Sonoran Desert Institute Honored for Veteran Hiring Efforts

Sonoran Desert Institute was recognized by the U.S. Department of Labor for its efforts in hiring and recruiting veterans with the 2021 HIRE Vets Medallion Award.

NRA 150: First Gold For American Riflemen

The modern Olympics, as we know them today, started in 1896, and there were shooting events at the games as early as Athens in 1906. After all, the man who put the games together, Baron Pierre de Coubertin, was himself a French pistol champion. Neither the United States nor Great Britain sent rifle teams to Athens, but that changed for the 1908 Olympic Games in London.

New For 2021: Springfield Armory 1911 Ronin EMP

Springfield Armory blended features from its Ronin 1911 lineup with its popular carry-size EMP pistol to create a carry-friendly 1911 with top-tier elements.

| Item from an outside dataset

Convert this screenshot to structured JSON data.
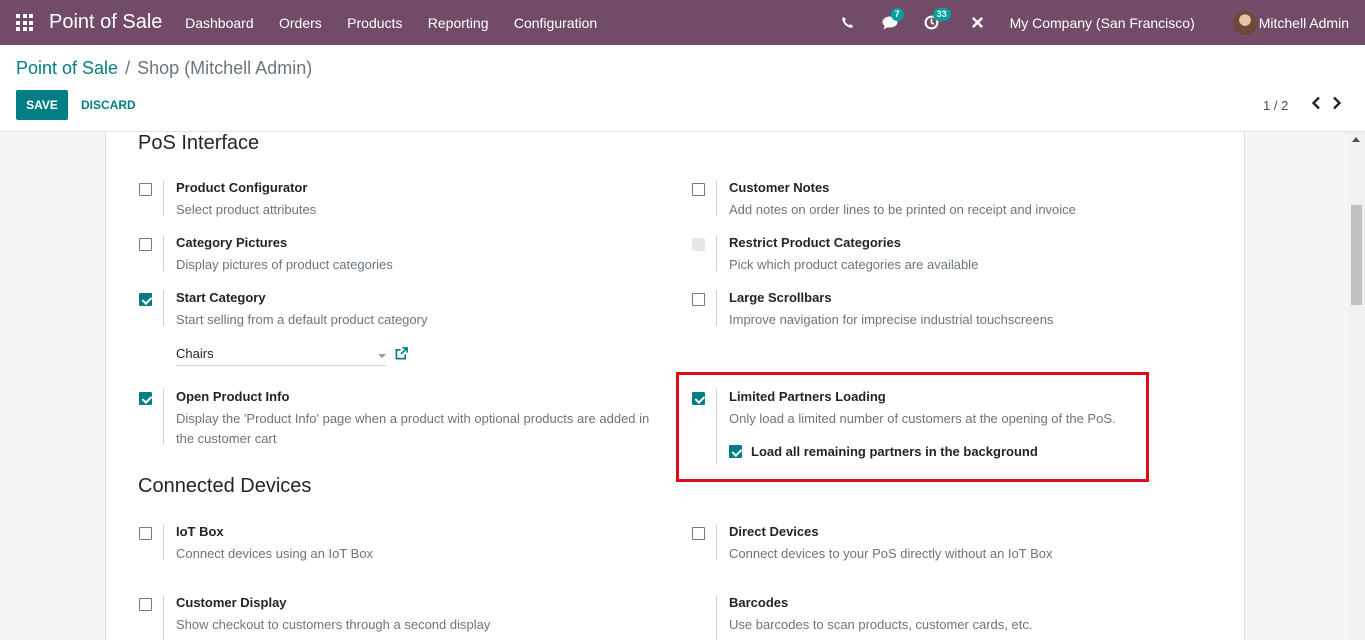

​America’s First Sniper Rifle: The Telescopic-Sighted Krag-Jorgensen

The American Civil War was the first conflict in our nation’s history in which telescopic-sighted rifles were employed in combat to any appreciable extent. These muzzleloading, percussion rifles were fabricated by a number of civilian gunsmiths and gunsmithing firms, primarily for benchrest shooting matches.

The Armed Citizen® Nov. 29, 2021

Read today's "The Armed Citizen" entry for real stories of law-abiding citizens, past and present, who used their firearms to save lives.


Get the best of American Rifleman delivered to your inbox.